**Records for processing:**
--------------------
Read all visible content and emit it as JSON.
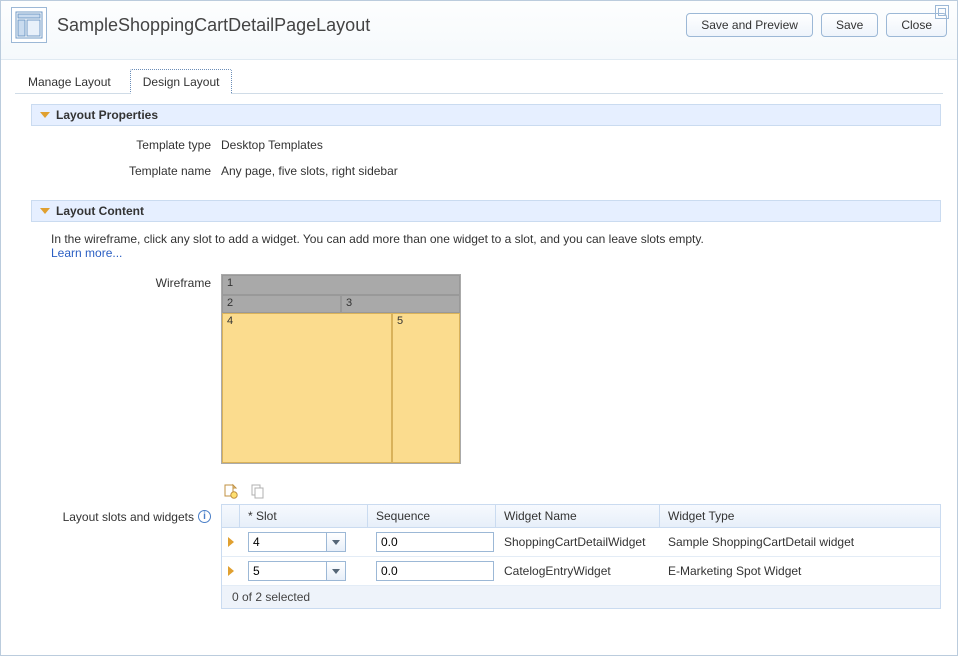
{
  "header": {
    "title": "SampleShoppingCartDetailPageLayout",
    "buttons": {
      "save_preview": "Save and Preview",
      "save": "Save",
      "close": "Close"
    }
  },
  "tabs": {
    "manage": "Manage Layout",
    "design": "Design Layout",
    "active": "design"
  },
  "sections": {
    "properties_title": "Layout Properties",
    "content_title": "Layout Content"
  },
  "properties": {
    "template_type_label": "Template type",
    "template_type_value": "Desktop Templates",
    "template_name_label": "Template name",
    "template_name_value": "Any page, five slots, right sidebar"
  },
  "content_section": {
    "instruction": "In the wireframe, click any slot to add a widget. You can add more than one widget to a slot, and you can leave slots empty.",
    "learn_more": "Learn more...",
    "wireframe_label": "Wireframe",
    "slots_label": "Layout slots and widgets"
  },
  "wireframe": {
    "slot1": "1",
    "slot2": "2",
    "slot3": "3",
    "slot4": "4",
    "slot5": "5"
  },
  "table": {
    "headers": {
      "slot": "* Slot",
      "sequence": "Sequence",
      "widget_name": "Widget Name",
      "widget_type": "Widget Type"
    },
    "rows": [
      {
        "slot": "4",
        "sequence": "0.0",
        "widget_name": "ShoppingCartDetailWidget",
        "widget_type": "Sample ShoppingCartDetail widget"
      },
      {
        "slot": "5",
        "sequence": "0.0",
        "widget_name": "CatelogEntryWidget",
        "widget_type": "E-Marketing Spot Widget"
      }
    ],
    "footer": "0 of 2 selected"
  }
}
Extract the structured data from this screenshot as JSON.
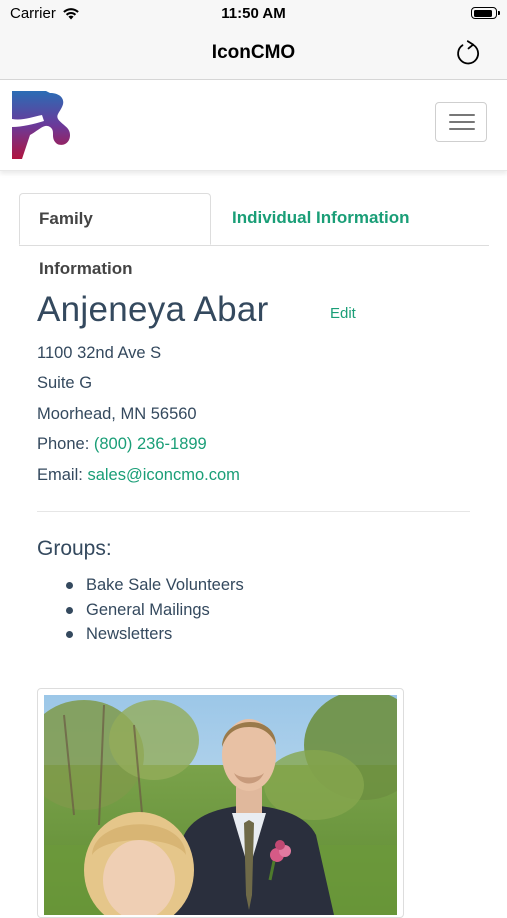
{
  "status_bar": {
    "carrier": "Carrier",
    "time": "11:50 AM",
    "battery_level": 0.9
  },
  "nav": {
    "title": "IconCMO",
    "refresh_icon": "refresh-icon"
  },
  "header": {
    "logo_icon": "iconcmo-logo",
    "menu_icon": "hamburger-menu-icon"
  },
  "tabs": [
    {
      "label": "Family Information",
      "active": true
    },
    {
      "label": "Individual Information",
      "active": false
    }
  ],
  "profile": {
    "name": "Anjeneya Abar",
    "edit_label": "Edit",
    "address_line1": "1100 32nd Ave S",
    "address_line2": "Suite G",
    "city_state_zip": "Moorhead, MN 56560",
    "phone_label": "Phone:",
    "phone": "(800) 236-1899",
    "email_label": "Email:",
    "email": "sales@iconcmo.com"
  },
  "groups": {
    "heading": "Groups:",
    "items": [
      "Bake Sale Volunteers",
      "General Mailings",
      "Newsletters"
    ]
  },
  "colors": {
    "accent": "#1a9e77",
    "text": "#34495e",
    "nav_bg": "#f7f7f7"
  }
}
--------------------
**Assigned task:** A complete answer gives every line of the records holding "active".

**Exercise output:**
    "active": "design"
      "active": true
      "active": false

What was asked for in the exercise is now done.